PhD Research Project: Cell plasticity in development and disease
Although 90% of cancer deaths are caused by metastasis, the underlying pathogenic mechanisms are poorly understood. Cell plasticity is the ability of cells to reversibly change their phenotype and plays a critical role at multiple steps in the complex process of tumour dissemination, which relies on cells undergoing an epithelial-to-mesenchymal transition (EMT), migrating away from the primary tumour and later undergoing a reverse mesenchymal-to-epithelial transition (MET). While several transcription factors that regulate EMTs have been isolated, how these actually impinge on the cellular responses underlying cell plasticity remains poorly understood. Even less is known about MET: we have so far failed to identify the signals required for its induction, nor do we understand how it occurs at the cell and molecular level.
We are looking for a PhD student to work on a project targeted towards identifying the molecular mechanisms underlying epithelial cell plasticity during development and disease. The project will involve studying how this fundamental property is orchestrated during morphogenesis of the Drosophila midgut, and also in exciting Drosophila cancer models that we have recently generated. This project will combine molecular biology with powerful Drosophila genetics, quantitative image analysis and high-resolution microscopy on our own dedicated multiphoton confocal. It will also involve making targeted Drosophila mutants using CRISPR, and analysing their effects at the subcellular level in fixed and living samples. This is a unique opportunity for you to carry out cutting-edge microscopy, and develop your skills in an exciting multidisciplinary environment.
Science Graduate School
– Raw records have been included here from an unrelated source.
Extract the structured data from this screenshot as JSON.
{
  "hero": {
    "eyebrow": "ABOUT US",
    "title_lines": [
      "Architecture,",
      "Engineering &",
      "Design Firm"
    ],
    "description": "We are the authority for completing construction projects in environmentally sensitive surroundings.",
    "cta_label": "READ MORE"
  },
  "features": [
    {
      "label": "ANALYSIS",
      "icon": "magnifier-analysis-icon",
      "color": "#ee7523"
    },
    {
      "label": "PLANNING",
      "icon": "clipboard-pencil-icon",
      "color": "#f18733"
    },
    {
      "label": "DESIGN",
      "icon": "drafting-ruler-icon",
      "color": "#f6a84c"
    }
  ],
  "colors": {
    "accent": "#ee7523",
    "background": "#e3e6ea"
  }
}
As a PhD student in one of the science departments at the University of Sheffield, you’ll be part of the Science Graduate School. You’ll get access to training opportunities designed to support your career development by helping you gain professional skills that are essential in all areas of science. You’ll be able to learn how to recognise good research and research behaviour, improve your communication abilities and experience the breadth of technologies that are used in academia, industry and many related careers. Visit http://www.sheffield.ac.uk/sgs to learn more.
First class or upper second 2(i) in a relevant subject. To formally apply for a PhD, you must complete the University's application form using the following link: http://www.sheffield.ac.uk/postgraduate/research/apply/applying
*All applicants should ensure that both references are uploaded onto their application as a decision will be unable to be made without this information*.
Campbell, K. and Casanova, J. (2016). A common framework for EMT and collective cell migration. Development 143, 4291-4300.
Campbell, K. and Casanova, J. (2015). A role for E-cadherin in ensuring cohesive migration of a heterogeneous population of non-epithelial cells. Nat Commun 6, 7998.
Matorell O, Merlos-Suárez A., Campbell K, Barriga F, Christov C, Miguel-Aliaga I, Batlle E, Casanova J. and Andreu Casali A. (2014). Conserved mechanisms of tumorigenesis in the Drosopihla adult midgut. Plos One.
Campbell, K., Whissell, G., Franch-Marro, X., Batlle, E. and Casanova, J. (2011). Specific GATA factors act as conserved inducers of an endodermal-EMT. Dev Cell 21, 1051-1061.